1 small or half a large watermelon
120-150g barrel-aged or good quality feta cheese
A small handful of mint leaves, washed in cold water and drained

Peel the watermelon with a sharp, serrated knife, cutting away any white flesh (see preserved watermelon recipe, below, for a good way to make use of the white flesh).

Cut the red flesh into rough 2cm chunks and place in a serving bowl. Tear the mint leaves and mix with the melon. Cut the feta into slightly smaller chunks, scatter over the melon and serve.

Preserved watermelon

I first came across this in the Ken Forrester vineyard restaurant, 96 Winery Road, in Stellenbosch outside Cape Town. It was served with cheese and it was a completely new experience to me. Waatlemoen konfyt, as it's known over there, is as traditional to South Africans as Branston pickle is to us.

Over here it isn't easy to get hold of under-ripe watermelon with a good amount of white flesh between the red part and the rind. I went through three and then found an under-ripe honeydew. A market stall that cuts melons in half is probably your best bet, otherwise do as I did and find an under-ripe honeydew, which isn't difficult as most of those sold in supermarkets are rock-hard. The second problem is the magic ingredient, slaked lime, which I was given a jar of in South Africa, but unable to find here. It's calcium hydroxide and the nearest thing here is bicarbonate of soda.

1 under-ripe honeydew or watermelon
4tsp bicarbonate of soda mixed with about 3 litres of water or enough to cover the melon
1kg granulated or preserving sugar per 1kg melon peel
2litres water per 1kg sugar
Juice of 1 lemon per 1kg under-ripe melon flesh
40g root ginger, peeled and sliced

Peel the melon with a sharp, serrated knife or good peeler and discard the green peel. Cut the melon through into roughly 3cm slices and cut out any red flesh (or soft flesh if using honeydew) to eat another time. Cut the remaining hard white flesh into rough chunks, weigh them (see above) and prick the pieces with a fork then soak them in the bicarbonate of soda solution for 24 hours.

Rinse the white flesh well and soak in fresh water for 2 hours. Bring a large pan half full of water to the boil. Drain the pieces of melon and plunge them into the water and simmer until they are tender but not soft. This can take from 30 to 45 minutes or so and the water may need topping up, test them with a skewer or point of a knife.

Add the correct amount of sugar to the water with the lemon juice and ginger.

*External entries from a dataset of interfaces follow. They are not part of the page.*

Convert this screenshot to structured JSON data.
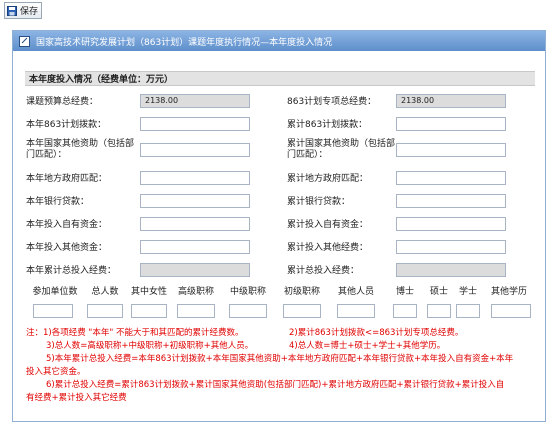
{
  "toolbar": {
    "save_label": "保存"
  },
  "panel": {
    "title": "国家高技术研究发展计划（863计划）课题年度执行情况—本年度投入情况",
    "section_title": "本年度投入情况（经费单位：万元）"
  },
  "fields": {
    "budget_total_label": "课题预算总经费：",
    "budget_total_value": "2138.00",
    "special_total_label": "863计划专项总经费：",
    "special_total_value": "2138.00",
    "y863_label": "本年863计划拨款：",
    "cum863_label": "累计863计划拨款：",
    "y_other_nat_label": "本年国家其他资助（包括部门匹配）：",
    "cum_other_nat_label": "累计国家其他资助（包括部门匹配）：",
    "y_local_label": "本年地方政府匹配：",
    "cum_local_label": "累计地方政府匹配：",
    "y_bank_label": "本年银行贷款：",
    "cum_bank_label": "累计银行贷款：",
    "y_self_label": "本年投入自有资金：",
    "cum_self_label": "累计投入自有资金：",
    "y_otherfund_label": "本年投入其他资金：",
    "cum_otherfund_label": "累计投入其他经费：",
    "y_total_label": "本年累计总投入经费：",
    "cum_total_label": "累计总投入经费："
  },
  "staff_columns": [
    "参加单位数",
    "总人数",
    "其中女性",
    "高级职称",
    "中级职称",
    "初级职称",
    "其他人员",
    "博士",
    "硕士",
    "学士",
    "其他学历"
  ],
  "notes": {
    "n1": "注：1)各项经费 \"本年\" 不能大于和其匹配的累计经费数。",
    "n2": "2)累计863计划拨款<=863计划专项总经费。",
    "n3": "3)总人数=高级职称+中级职称+初级职称+其他人员。",
    "n4": "4)总人数=博士+硕士+学士+其他学历。",
    "n5a": "5)本年累计总投入经费=本年863计划拨款+本年国家其他资助+本年地方政府匹配+本年银行贷款+本年投入自有资金+本年",
    "n5b": "投入其它资金。",
    "n6a": "6)累计总投入经费=累计863计划拨款+累计国家其他资助(包括部门匹配)+累计地方政府匹配+累计银行贷款+累计投入自",
    "n6b": "有经费+累计投入其它经费"
  }
}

Bring the liquid back to the boil, stirring to ensure all the sugar has dissolved, and boil the liquid, stirring every so often, until the pieces of melon are translucent and the syrup is thick: this usually takes 15-20 minutes, again you may need to add a little water if it's not covering the melon or if the liquid is starting to colour.

Pack the melon into sterilised preserving jars, cover with the liquid and seal immediately. Allow to cool and stiffen, then eat with cheese.

Melons with ham

One of those famous marriages of sweet and savoury. As simple as it may be though, it relies heavily on the two ingredients being of the highest quality and in perfect condition. You can theme a melon and ham mixture by matching a French ham such as Bayonne or Rosette de Lyon with, say, an orange-fleshed Charentais. Wherever you are in Europe buy the best local ham to go with melon. In the West Country, you could try one of Denhay Farms' award-winning, air-dried hams from my home town, Bridport ( If you're in London go to Brindisa in Borough Market on Fridays and Saturdays or their shop in Exmouth Market, EC1, and buy some of the finest joselito or a pata negra.